Work request:
Every line below that mentions the word "direction" should be copied out.

[Element data from apps and pages]
============

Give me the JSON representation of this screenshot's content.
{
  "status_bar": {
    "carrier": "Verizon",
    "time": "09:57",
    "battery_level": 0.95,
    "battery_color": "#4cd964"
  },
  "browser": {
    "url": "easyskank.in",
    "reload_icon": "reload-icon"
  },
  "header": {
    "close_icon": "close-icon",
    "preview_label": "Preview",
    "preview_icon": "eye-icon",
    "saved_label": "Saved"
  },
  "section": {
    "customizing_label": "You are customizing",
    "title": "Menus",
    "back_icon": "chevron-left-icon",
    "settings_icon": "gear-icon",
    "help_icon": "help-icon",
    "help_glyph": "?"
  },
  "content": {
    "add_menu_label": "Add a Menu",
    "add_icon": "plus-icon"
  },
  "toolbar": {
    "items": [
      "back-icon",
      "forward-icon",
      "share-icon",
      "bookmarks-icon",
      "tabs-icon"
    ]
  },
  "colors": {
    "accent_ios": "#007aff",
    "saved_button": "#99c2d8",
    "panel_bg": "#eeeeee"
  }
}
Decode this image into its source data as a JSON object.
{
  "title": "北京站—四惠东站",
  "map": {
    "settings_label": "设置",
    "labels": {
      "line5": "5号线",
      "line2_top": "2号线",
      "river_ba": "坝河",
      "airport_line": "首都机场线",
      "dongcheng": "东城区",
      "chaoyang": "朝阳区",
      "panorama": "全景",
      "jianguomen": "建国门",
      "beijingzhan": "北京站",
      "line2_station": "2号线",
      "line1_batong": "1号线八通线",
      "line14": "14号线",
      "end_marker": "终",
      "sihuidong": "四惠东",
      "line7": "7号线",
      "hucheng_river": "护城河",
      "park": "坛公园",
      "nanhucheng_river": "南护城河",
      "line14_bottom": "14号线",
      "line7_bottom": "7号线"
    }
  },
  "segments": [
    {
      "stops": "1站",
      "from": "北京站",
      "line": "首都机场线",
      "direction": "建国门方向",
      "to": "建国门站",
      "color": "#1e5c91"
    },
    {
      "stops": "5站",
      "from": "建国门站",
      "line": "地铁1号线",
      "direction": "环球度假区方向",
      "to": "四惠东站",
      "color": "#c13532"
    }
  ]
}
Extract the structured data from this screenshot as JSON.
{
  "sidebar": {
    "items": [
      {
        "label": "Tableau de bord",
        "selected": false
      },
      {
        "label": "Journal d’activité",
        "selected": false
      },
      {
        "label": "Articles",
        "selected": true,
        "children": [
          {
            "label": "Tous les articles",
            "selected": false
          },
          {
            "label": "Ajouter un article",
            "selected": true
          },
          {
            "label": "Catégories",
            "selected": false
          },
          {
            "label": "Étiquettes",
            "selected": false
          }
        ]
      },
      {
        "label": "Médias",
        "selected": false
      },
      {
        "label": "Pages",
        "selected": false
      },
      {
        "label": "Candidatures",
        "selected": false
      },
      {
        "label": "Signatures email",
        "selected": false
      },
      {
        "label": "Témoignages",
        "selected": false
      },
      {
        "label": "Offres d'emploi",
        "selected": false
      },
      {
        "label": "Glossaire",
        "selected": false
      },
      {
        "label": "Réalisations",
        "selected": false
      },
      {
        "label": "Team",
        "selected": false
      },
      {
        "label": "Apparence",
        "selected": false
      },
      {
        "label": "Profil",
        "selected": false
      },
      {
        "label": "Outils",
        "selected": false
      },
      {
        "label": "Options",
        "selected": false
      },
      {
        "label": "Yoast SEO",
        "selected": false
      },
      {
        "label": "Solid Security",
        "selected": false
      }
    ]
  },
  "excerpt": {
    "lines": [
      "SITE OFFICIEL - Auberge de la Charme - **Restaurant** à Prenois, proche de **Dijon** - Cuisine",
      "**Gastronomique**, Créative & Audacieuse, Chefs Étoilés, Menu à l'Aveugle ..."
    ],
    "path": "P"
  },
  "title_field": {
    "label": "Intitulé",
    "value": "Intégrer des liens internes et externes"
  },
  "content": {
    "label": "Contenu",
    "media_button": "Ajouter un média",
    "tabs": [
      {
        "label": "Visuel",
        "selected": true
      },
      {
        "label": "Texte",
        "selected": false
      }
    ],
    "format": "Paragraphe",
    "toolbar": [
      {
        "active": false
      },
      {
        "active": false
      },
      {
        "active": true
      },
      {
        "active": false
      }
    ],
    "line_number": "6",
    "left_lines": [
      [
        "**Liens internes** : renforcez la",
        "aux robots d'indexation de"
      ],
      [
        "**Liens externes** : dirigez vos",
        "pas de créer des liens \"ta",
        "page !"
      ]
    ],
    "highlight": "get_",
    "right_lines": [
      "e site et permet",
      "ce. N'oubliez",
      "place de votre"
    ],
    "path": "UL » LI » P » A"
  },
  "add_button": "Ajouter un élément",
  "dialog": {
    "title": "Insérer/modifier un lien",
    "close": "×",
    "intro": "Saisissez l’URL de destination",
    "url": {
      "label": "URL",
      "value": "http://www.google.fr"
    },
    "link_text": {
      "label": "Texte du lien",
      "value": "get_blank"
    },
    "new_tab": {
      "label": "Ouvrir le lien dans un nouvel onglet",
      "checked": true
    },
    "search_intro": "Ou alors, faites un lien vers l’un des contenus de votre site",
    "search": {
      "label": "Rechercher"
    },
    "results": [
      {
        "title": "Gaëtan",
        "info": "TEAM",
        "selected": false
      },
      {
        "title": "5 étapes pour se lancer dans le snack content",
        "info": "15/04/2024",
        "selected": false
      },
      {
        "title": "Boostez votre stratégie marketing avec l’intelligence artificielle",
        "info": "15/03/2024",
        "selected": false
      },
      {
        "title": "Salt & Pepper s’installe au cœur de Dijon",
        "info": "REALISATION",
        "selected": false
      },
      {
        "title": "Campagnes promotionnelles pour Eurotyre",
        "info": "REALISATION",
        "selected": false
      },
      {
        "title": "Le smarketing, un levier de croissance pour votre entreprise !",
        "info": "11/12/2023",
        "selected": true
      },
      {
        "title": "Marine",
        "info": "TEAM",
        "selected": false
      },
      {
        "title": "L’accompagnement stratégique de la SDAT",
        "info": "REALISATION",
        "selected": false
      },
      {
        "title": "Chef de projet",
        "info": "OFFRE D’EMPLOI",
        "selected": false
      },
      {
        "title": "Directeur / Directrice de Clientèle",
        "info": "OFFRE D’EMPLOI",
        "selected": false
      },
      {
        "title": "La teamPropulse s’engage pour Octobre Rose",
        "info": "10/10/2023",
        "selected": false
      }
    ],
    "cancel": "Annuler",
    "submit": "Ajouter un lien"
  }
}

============

Response box:
      "direction": "建国门方向",
      "direction": "环球度假区方向",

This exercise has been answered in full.